## Exercise goal:
Scan the data below and pick out the lines containing the word "label".
◆ ◆ ◆
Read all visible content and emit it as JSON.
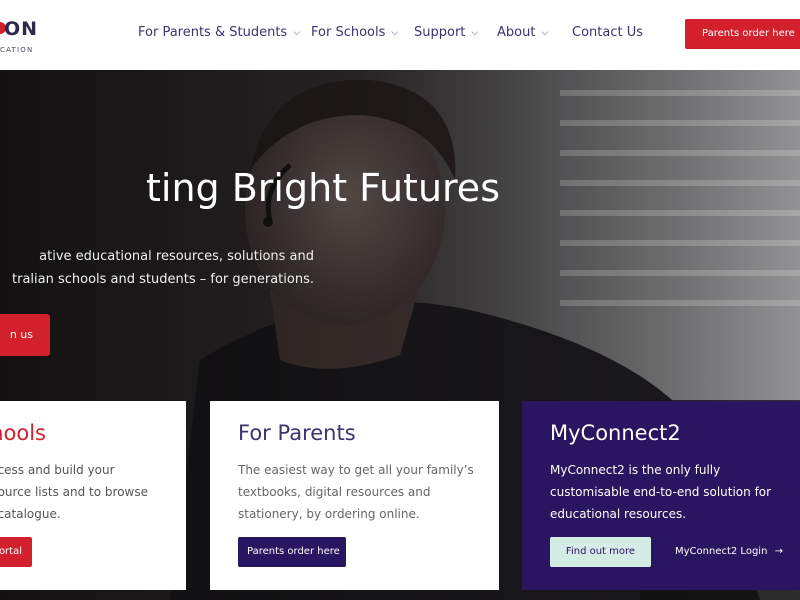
{
  "logo": {
    "wordmark": "ON",
    "subtitle": "CATION"
  },
  "nav": {
    "items": [
      {
        "label": "For Parents & Students",
        "has_dropdown": true
      },
      {
        "label": "For Schools",
        "has_dropdown": true
      },
      {
        "label": "Support",
        "has_dropdown": true
      },
      {
        "label": "About",
        "has_dropdown": true
      },
      {
        "label": "Contact Us",
        "has_dropdown": false
      }
    ],
    "order_button": "Parents order here"
  },
  "hero": {
    "title": "ting Bright Futures",
    "text_line1": "ative educational resources, solutions and",
    "text_line2": "tralian schools and students – for generations.",
    "button": "n us"
  },
  "cards": {
    "schools": {
      "title": "hools",
      "line1": "cess and build your",
      "line2": "ource lists and to browse",
      "line3": "catalogue.",
      "button": "portal"
    },
    "parents": {
      "title": "For Parents",
      "line1": "The easiest way to get all your family’s",
      "line2": "textbooks, digital resources and",
      "line3": "stationery, by ordering online.",
      "button": "Parents order here"
    },
    "myconnect": {
      "title": "MyConnect2",
      "line1": "MyConnect2 is the only fully",
      "line2": "customisable end-to-end solution for",
      "line3": "educational resources.",
      "button_find": "Find out more",
      "button_login": "MyConnect2 Login"
    }
  },
  "colors": {
    "brand_red": "#d3202d",
    "brand_purple": "#2a1560",
    "nav_text": "#3a3470",
    "mint_button": "#d4ece6"
  },
  "icons": {
    "dropdown": "chevron-down-icon",
    "login_arrow": "arrow-right-icon"
  }
}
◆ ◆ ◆
## Written solution:
        "label": "For Parents & Students",
        "label": "For Schools",
        "label": "Support",
        "label": "About",
        "label": "Contact Us",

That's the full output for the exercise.